# Work request
The required output is all lines below that contain the word "negative".

____ Given data

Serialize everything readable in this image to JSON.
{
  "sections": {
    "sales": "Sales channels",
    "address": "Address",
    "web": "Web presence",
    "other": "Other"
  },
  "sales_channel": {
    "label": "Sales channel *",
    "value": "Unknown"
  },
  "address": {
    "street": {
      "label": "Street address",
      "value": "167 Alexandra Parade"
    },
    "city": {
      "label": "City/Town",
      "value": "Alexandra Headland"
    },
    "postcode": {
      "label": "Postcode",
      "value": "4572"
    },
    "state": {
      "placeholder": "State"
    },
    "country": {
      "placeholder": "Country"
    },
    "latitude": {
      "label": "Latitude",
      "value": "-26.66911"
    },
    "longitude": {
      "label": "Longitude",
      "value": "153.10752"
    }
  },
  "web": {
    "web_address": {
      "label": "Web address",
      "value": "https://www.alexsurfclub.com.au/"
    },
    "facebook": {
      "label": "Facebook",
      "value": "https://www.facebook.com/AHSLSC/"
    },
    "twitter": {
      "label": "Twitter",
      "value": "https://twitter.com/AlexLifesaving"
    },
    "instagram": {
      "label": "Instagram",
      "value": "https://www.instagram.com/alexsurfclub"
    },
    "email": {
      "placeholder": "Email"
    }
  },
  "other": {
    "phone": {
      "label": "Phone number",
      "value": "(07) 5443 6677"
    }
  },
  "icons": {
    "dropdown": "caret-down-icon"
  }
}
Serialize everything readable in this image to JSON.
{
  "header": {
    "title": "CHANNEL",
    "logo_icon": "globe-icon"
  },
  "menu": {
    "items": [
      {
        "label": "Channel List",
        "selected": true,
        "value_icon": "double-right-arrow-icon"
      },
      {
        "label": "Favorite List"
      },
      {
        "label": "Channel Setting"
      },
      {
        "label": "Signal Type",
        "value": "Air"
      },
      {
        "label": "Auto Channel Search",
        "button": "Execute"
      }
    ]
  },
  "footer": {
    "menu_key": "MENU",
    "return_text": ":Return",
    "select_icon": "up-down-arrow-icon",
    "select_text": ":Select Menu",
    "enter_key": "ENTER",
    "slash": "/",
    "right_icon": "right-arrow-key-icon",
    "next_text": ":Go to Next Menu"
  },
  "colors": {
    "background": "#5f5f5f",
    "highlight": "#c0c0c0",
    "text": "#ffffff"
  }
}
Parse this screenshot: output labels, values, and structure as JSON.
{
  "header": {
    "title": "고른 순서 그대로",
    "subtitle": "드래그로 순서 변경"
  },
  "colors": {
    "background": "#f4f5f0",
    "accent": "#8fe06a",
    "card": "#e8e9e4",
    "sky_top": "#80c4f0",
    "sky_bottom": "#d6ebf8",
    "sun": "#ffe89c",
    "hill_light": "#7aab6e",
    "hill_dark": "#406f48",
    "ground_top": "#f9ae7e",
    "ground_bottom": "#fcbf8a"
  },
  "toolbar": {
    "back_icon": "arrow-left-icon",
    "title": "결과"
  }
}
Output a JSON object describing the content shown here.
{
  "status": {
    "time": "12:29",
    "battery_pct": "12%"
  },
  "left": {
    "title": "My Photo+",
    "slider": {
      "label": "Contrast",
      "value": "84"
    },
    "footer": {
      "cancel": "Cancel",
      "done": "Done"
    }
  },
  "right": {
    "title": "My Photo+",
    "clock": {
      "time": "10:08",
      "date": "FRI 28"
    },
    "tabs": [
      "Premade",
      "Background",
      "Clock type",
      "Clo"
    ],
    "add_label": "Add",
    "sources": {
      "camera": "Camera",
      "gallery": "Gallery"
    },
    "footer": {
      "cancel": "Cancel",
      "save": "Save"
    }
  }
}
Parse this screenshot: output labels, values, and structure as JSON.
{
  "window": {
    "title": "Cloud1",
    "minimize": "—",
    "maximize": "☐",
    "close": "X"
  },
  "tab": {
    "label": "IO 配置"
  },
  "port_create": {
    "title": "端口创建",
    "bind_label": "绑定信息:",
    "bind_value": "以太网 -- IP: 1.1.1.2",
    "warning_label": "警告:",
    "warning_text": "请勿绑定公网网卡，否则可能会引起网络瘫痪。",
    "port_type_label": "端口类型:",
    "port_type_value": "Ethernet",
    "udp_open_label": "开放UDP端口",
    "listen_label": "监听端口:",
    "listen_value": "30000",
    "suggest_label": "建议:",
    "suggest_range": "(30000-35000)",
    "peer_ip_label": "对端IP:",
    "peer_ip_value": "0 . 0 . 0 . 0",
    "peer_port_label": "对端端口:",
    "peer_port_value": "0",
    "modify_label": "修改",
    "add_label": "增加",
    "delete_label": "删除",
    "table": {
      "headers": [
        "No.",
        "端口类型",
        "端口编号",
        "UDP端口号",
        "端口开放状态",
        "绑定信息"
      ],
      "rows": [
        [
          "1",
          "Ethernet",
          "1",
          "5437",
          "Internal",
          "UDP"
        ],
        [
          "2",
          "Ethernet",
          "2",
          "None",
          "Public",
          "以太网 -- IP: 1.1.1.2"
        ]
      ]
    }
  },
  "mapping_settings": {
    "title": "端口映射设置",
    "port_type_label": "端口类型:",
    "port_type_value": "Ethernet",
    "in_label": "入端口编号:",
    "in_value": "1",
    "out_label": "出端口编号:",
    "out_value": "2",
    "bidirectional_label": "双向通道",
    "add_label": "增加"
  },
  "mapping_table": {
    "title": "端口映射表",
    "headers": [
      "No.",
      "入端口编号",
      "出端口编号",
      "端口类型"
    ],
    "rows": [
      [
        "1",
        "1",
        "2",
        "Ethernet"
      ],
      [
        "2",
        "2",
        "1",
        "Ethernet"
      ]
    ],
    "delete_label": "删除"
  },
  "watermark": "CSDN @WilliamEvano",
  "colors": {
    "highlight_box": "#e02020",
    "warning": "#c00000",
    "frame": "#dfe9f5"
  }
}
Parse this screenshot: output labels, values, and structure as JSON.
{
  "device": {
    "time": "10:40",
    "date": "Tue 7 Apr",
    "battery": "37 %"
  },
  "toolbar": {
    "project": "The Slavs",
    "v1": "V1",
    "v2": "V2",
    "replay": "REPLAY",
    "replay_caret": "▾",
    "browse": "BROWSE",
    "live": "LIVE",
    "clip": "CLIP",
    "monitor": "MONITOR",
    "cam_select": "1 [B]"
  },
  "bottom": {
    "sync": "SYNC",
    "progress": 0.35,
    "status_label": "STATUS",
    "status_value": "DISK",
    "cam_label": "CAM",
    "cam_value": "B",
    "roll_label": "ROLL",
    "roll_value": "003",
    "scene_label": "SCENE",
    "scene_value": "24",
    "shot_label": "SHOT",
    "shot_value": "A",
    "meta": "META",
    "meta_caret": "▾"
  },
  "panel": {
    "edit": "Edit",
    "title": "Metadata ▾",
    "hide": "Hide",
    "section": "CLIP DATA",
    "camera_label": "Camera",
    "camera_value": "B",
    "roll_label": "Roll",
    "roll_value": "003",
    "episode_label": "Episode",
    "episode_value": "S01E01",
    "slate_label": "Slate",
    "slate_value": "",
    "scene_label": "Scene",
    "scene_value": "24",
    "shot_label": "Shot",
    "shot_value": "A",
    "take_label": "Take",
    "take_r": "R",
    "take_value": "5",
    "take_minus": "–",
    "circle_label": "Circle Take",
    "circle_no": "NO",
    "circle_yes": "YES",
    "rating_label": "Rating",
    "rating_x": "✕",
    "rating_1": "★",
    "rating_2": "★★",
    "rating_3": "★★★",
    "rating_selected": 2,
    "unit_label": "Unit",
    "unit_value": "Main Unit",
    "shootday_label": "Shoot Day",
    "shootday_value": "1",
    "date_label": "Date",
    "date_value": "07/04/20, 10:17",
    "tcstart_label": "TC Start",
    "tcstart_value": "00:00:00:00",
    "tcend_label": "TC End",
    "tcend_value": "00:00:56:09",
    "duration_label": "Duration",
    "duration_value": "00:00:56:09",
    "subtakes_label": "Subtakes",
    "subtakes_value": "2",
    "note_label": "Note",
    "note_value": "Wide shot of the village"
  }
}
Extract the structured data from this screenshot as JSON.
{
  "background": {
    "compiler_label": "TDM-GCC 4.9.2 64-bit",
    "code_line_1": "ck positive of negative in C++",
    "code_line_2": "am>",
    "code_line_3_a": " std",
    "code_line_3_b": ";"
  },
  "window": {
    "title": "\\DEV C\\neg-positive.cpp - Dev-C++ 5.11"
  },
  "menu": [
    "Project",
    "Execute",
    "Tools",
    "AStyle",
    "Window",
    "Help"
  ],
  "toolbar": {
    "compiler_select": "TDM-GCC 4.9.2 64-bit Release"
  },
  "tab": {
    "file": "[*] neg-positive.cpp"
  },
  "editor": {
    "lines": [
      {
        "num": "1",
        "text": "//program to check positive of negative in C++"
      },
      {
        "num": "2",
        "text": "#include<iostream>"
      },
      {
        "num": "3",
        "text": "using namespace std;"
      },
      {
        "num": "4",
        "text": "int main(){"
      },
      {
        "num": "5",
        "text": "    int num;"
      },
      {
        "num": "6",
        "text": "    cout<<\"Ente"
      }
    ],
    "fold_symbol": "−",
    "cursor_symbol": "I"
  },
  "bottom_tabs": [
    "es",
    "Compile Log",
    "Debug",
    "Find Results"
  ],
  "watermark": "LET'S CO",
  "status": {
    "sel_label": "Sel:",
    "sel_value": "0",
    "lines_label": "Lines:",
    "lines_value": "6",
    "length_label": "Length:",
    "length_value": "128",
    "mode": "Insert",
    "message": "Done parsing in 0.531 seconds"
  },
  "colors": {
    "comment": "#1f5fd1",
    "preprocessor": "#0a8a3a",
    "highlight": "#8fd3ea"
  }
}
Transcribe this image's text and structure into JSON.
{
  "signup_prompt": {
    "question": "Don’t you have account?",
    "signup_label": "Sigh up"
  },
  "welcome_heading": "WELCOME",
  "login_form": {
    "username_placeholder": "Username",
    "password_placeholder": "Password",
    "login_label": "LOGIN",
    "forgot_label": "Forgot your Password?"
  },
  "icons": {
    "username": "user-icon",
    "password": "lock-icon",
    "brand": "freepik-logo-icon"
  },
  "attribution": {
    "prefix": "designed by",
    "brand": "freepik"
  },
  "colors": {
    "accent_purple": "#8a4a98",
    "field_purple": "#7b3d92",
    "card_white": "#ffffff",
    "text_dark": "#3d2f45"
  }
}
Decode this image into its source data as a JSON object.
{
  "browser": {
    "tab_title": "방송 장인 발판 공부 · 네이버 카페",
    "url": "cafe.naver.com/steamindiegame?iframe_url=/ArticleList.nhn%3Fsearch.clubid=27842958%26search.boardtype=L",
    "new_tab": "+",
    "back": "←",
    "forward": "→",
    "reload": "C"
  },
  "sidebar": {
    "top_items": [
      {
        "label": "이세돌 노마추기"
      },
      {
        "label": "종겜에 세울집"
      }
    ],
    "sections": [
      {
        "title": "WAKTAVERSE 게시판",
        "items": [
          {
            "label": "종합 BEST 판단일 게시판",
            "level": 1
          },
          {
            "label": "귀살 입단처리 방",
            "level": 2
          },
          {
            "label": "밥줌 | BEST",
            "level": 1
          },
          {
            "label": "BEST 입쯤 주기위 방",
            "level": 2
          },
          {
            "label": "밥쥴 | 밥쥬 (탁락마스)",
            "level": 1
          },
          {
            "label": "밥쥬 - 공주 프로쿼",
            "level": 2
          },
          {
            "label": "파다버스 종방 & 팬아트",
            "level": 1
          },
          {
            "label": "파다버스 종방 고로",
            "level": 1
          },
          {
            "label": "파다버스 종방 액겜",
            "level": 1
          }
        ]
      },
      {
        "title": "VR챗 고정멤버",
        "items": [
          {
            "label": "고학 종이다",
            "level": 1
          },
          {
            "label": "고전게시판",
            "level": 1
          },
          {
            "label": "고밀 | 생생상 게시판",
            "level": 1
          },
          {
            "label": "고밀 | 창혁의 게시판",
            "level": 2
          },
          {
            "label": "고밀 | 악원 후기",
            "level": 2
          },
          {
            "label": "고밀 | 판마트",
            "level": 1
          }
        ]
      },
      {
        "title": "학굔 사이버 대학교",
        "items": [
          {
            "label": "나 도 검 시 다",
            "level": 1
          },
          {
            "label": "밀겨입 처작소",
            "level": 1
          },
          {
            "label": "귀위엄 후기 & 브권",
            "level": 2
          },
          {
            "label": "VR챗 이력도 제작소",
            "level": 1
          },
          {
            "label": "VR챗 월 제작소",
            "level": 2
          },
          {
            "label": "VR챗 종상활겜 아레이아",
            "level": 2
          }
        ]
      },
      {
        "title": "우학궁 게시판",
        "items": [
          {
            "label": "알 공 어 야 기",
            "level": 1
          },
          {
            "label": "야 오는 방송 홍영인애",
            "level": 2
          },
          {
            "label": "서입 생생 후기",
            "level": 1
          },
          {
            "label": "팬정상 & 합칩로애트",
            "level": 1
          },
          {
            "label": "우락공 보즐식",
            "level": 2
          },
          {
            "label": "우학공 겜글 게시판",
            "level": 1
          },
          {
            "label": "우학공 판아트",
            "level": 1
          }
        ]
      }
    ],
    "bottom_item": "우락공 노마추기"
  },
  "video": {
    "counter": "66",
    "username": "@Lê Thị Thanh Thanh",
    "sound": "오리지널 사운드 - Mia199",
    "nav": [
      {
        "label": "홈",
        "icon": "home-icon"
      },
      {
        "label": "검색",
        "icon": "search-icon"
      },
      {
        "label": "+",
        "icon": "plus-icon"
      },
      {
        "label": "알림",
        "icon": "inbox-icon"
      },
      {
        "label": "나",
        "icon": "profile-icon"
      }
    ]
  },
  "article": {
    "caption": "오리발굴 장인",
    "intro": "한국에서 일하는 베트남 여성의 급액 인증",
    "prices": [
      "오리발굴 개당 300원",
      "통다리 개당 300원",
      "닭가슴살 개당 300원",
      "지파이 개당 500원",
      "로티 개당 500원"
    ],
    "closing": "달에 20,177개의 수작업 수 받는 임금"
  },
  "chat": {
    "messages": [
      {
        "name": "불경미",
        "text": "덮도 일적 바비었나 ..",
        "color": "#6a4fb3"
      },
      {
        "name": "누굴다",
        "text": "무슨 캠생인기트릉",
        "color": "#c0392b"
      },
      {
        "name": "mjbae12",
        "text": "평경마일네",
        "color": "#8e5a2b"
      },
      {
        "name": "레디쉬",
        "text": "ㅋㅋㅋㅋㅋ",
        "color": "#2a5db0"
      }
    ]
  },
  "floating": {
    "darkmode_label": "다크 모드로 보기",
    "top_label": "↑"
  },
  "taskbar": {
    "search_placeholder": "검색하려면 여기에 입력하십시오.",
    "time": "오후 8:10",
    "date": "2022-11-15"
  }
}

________

# Solution for this problem
    "code_line_1": "ck positive of negative in C++",
        "text": "//program to check positive of negative in C++"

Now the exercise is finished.